[Stored data entries]
• • • • • • •

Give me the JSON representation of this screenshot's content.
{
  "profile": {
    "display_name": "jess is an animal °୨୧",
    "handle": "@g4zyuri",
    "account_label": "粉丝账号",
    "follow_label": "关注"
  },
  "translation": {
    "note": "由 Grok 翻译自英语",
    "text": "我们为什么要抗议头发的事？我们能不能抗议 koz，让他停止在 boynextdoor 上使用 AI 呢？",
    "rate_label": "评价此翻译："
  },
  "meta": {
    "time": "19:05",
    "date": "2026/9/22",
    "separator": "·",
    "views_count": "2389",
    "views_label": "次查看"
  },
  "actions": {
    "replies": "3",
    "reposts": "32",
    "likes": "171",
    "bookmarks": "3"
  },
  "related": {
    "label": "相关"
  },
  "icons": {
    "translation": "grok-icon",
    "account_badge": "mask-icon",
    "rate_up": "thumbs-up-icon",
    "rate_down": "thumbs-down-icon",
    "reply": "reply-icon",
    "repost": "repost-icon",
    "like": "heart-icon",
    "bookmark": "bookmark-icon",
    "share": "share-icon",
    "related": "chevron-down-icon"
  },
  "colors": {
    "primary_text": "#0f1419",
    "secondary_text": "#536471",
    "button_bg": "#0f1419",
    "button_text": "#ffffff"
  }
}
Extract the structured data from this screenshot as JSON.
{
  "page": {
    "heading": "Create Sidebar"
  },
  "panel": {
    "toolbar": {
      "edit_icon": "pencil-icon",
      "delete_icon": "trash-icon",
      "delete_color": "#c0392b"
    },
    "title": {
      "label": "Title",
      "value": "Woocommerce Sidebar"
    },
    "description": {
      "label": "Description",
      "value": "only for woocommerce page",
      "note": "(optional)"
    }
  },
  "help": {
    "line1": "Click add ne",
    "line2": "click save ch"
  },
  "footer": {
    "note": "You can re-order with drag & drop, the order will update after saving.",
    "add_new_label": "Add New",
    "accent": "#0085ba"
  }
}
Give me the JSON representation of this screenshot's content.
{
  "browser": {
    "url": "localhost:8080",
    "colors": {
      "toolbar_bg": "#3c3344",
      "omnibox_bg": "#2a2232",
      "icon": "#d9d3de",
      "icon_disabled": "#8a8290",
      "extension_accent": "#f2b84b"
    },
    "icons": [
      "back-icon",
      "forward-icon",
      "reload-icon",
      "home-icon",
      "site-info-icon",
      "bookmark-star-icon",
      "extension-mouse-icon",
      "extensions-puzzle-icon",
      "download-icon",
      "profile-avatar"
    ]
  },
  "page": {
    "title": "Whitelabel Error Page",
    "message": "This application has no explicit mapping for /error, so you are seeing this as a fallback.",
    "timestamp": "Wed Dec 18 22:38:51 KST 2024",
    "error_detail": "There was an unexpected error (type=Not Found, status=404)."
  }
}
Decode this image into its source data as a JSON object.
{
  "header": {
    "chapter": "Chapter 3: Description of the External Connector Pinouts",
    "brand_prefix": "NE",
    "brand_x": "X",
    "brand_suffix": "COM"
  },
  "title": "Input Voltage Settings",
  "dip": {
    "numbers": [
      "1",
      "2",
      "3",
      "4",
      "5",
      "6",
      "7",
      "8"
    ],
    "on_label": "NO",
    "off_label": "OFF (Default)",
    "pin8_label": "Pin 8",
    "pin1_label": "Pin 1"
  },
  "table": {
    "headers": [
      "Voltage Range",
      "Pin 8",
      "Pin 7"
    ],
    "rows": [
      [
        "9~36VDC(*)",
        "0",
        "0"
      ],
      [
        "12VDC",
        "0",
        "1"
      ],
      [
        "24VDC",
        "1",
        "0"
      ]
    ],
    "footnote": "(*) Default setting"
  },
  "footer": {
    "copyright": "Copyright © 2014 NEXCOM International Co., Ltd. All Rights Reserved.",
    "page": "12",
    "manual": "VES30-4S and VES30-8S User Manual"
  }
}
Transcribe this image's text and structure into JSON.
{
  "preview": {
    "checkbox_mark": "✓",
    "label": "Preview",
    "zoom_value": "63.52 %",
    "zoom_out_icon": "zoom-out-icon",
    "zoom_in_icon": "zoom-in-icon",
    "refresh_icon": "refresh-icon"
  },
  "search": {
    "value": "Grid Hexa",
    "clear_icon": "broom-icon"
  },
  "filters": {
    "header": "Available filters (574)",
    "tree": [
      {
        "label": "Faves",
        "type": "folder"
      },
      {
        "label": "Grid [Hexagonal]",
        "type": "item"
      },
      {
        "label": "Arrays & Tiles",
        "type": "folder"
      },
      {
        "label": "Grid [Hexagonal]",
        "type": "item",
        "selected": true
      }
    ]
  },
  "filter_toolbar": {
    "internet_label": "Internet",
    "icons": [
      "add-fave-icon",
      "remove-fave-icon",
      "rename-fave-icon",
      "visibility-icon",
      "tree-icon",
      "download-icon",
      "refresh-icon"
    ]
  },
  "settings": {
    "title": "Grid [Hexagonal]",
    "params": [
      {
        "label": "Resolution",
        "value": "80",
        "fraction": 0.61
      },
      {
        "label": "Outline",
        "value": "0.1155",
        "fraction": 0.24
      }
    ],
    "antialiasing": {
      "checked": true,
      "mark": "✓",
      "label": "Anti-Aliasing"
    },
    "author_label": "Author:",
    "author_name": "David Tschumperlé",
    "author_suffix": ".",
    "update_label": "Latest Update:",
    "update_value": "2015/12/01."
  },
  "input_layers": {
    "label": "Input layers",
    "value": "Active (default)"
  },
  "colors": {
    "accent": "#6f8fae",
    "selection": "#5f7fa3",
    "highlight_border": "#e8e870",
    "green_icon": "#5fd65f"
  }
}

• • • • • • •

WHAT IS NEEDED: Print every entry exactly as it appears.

PROBLEM SOLUTION:
Give me the JSON representation of this screenshot's content.
{
  "profile": {
    "display_name": "jess is an animal °୨୧",
    "handle": "@g4zyuri",
    "account_label": "粉丝账号",
    "follow_label": "关注"
  },
  "translation": {
    "note": "由 Grok 翻译自英语",
    "text": "我们为什么要抗议头发的事？我们能不能抗议 koz，让他停止在 boynextdoor 上使用 AI 呢？",
    "rate_label": "评价此翻译："
  },
  "meta": {
    "time": "19:05",
    "date": "2026/9/22",
    "separator": "·",
    "views_count": "2389",
    "views_label": "次查看"
  },
  "actions": {
    "replies": "3",
    "reposts": "32",
    "likes": "171",
    "bookmarks": "3"
  },
  "related": {
    "label": "相关"
  },
  "icons": {
    "translation": "grok-icon",
    "account_badge": "mask-icon",
    "rate_up": "thumbs-up-icon",
    "rate_down": "thumbs-down-icon",
    "reply": "reply-icon",
    "repost": "repost-icon",
    "like": "heart-icon",
    "bookmark": "bookmark-icon",
    "share": "share-icon",
    "related": "chevron-down-icon"
  },
  "colors": {
    "primary_text": "#0f1419",
    "secondary_text": "#536471",
    "button_bg": "#0f1419",
    "button_text": "#ffffff"
  }
}
Extract the structured data from this screenshot as JSON.
{
  "page": {
    "heading": "Create Sidebar"
  },
  "panel": {
    "toolbar": {
      "edit_icon": "pencil-icon",
      "delete_icon": "trash-icon",
      "delete_color": "#c0392b"
    },
    "title": {
      "label": "Title",
      "value": "Woocommerce Sidebar"
    },
    "description": {
      "label": "Description",
      "value": "only for woocommerce page",
      "note": "(optional)"
    }
  },
  "help": {
    "line1": "Click add ne",
    "line2": "click save ch"
  },
  "footer": {
    "note": "You can re-order with drag & drop, the order will update after saving.",
    "add_new_label": "Add New",
    "accent": "#0085ba"
  }
}
Give me the JSON representation of this screenshot's content.
{
  "browser": {
    "url": "localhost:8080",
    "colors": {
      "toolbar_bg": "#3c3344",
      "omnibox_bg": "#2a2232",
      "icon": "#d9d3de",
      "icon_disabled": "#8a8290",
      "extension_accent": "#f2b84b"
    },
    "icons": [
      "back-icon",
      "forward-icon",
      "reload-icon",
      "home-icon",
      "site-info-icon",
      "bookmark-star-icon",
      "extension-mouse-icon",
      "extensions-puzzle-icon",
      "download-icon",
      "profile-avatar"
    ]
  },
  "page": {
    "title": "Whitelabel Error Page",
    "message": "This application has no explicit mapping for /error, so you are seeing this as a fallback.",
    "timestamp": "Wed Dec 18 22:38:51 KST 2024",
    "error_detail": "There was an unexpected error (type=Not Found, status=404)."
  }
}
Decode this image into its source data as a JSON object.
{
  "header": {
    "chapter": "Chapter 3: Description of the External Connector Pinouts",
    "brand_prefix": "NE",
    "brand_x": "X",
    "brand_suffix": "COM"
  },
  "title": "Input Voltage Settings",
  "dip": {
    "numbers": [
      "1",
      "2",
      "3",
      "4",
      "5",
      "6",
      "7",
      "8"
    ],
    "on_label": "NO",
    "off_label": "OFF (Default)",
    "pin8_label": "Pin 8",
    "pin1_label": "Pin 1"
  },
  "table": {
    "headers": [
      "Voltage Range",
      "Pin 8",
      "Pin 7"
    ],
    "rows": [
      [
        "9~36VDC(*)",
        "0",
        "0"
      ],
      [
        "12VDC",
        "0",
        "1"
      ],
      [
        "24VDC",
        "1",
        "0"
      ]
    ],
    "footnote": "(*) Default setting"
  },
  "footer": {
    "copyright": "Copyright © 2014 NEXCOM International Co., Ltd. All Rights Reserved.",
    "page": "12",
    "manual": "VES30-4S and VES30-8S User Manual"
  }
}
Transcribe this image's text and structure into JSON.
{
  "preview": {
    "checkbox_mark": "✓",
    "label": "Preview",
    "zoom_value": "63.52 %",
    "zoom_out_icon": "zoom-out-icon",
    "zoom_in_icon": "zoom-in-icon",
    "refresh_icon": "refresh-icon"
  },
  "search": {
    "value": "Grid Hexa",
    "clear_icon": "broom-icon"
  },
  "filters": {
    "header": "Available filters (574)",
    "tree": [
      {
        "label": "Faves",
        "type": "folder"
      },
      {
        "label": "Grid [Hexagonal]",
        "type": "item"
      },
      {
        "label": "Arrays & Tiles",
        "type": "folder"
      },
      {
        "label": "Grid [Hexagonal]",
        "type": "item",
        "selected": true
      }
    ]
  },
  "filter_toolbar": {
    "internet_label": "Internet",
    "icons": [
      "add-fave-icon",
      "remove-fave-icon",
      "rename-fave-icon",
      "visibility-icon",
      "tree-icon",
      "download-icon",
      "refresh-icon"
    ]
  },
  "settings": {
    "title": "Grid [Hexagonal]",
    "params": [
      {
        "label": "Resolution",
        "value": "80",
        "fraction": 0.61
      },
      {
        "label": "Outline",
        "value": "0.1155",
        "fraction": 0.24
      }
    ],
    "antialiasing": {
      "checked": true,
      "mark": "✓",
      "label": "Anti-Aliasing"
    },
    "author_label": "Author:",
    "author_name": "David Tschumperlé",
    "author_suffix": ".",
    "update_label": "Latest Update:",
    "update_value": "2015/12/01."
  },
  "input_layers": {
    "label": "Input layers",
    "value": "Active (default)"
  },
  "colors": {
    "accent": "#6f8fae",
    "selection": "#5f7fa3",
    "highlight_border": "#e8e870",
    "green_icon": "#5fd65f"
  }
}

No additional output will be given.